Pregnancy planning and foling acid supplement use: Results from a survey in Québec
Référence bibliographique 
Morin, Pascale, De Wals, Philippe, Noiseux, M., Nioyonsenga, Théophile, St-Cyr-Tribble, Denise et Tremblay, C. 2001. «Pregnancy planning and foling acid supplement use: Results from a survey in Québec». Dans Variables associées à la planification d’une grossesse et à la consommation de suppléments d’acide folique chez les femmes en âge de procréer , sous la dir. de Pascale Morin, p. 62-79. Sherbrooke: Université de Sherbrooke.
Intentions : « The objectives of the present study were to construct a score representing pregnancy planning intensity, to describe the distribution of the pregnancy planning score in the population of women giving birth, and to identify sociodemographic predictors of the pregnancy planning score and its association with vitamin supplement use. » (p. 64)
Échantillon/Matériau : 1858 women Instruments : Questionnaire Type de traitement des données : Analyse statistique
« Background: In order to decrease the risk of neural tube defects (NTD), all women planning pregnancy or capable of becoming pregnant should take folic acid supplements.
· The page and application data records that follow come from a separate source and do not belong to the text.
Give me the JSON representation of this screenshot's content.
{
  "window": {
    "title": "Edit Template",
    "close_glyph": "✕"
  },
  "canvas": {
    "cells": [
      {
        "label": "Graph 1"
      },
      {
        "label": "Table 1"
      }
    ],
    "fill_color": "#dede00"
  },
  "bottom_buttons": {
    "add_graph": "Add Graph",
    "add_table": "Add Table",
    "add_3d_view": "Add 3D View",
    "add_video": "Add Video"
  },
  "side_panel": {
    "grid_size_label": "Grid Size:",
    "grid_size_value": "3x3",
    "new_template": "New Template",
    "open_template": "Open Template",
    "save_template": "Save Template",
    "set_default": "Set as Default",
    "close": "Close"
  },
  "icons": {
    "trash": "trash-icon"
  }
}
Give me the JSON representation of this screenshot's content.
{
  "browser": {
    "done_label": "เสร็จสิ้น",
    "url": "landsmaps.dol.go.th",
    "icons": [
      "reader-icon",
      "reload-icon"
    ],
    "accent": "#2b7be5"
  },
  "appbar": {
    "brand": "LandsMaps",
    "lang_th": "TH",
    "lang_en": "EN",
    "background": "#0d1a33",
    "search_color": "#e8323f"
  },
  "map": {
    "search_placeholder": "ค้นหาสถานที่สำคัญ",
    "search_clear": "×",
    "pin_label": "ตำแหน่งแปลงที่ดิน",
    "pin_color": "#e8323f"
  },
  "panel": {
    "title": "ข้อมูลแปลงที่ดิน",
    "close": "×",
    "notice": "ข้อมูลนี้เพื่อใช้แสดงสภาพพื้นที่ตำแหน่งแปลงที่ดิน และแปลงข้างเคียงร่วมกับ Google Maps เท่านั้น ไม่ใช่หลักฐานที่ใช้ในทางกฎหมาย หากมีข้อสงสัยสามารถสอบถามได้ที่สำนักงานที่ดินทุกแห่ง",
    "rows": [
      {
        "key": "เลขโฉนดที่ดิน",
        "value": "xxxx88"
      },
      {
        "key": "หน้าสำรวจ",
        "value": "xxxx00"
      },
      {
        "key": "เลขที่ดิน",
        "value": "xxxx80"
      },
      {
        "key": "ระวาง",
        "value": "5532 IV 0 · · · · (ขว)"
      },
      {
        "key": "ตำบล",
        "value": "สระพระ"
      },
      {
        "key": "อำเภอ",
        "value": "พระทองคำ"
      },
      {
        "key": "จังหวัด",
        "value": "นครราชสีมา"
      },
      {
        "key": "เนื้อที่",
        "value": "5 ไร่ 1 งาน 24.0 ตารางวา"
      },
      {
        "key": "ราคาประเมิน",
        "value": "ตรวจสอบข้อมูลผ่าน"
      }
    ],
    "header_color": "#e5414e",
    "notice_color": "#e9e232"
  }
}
The aim of the study was to describe the association between pregnancy planning and vitamin supplement use. Methods: A total of 1,858 pregnant women registered for a prenatal ultrasound examination in the Montéregie region, Province of Quebec, Canada, completed a questionnaire between November 1997 and May 1998. Pregnancy planning was described by 6 ordinal variables, which were included in a non-linear principal component analysis. The main dimension representing the intensity of pregnancy planning was used as the dependent variable in a multivariate linear regression model, and as a basis for assessing vitamin use according to four levels of planning. Results: A majority of women scored high for intensity of pregnancy planning. Planning intensity score increased with age and was higher among women who attended university, had a family income greater than CAD $30,000 and were married. Vitamin use in the period prior to conception occurred with a frequency of 27.5%, increasing moderately with planning intensity scores. Overall, only 13.5% of fetuses were exposed to adequate doses of folic acid. Conclusion: A promotion campaign selectively targeting women likely to plan a pregnancy could have a significant impact in reducing NTD incidence. » (p. 62)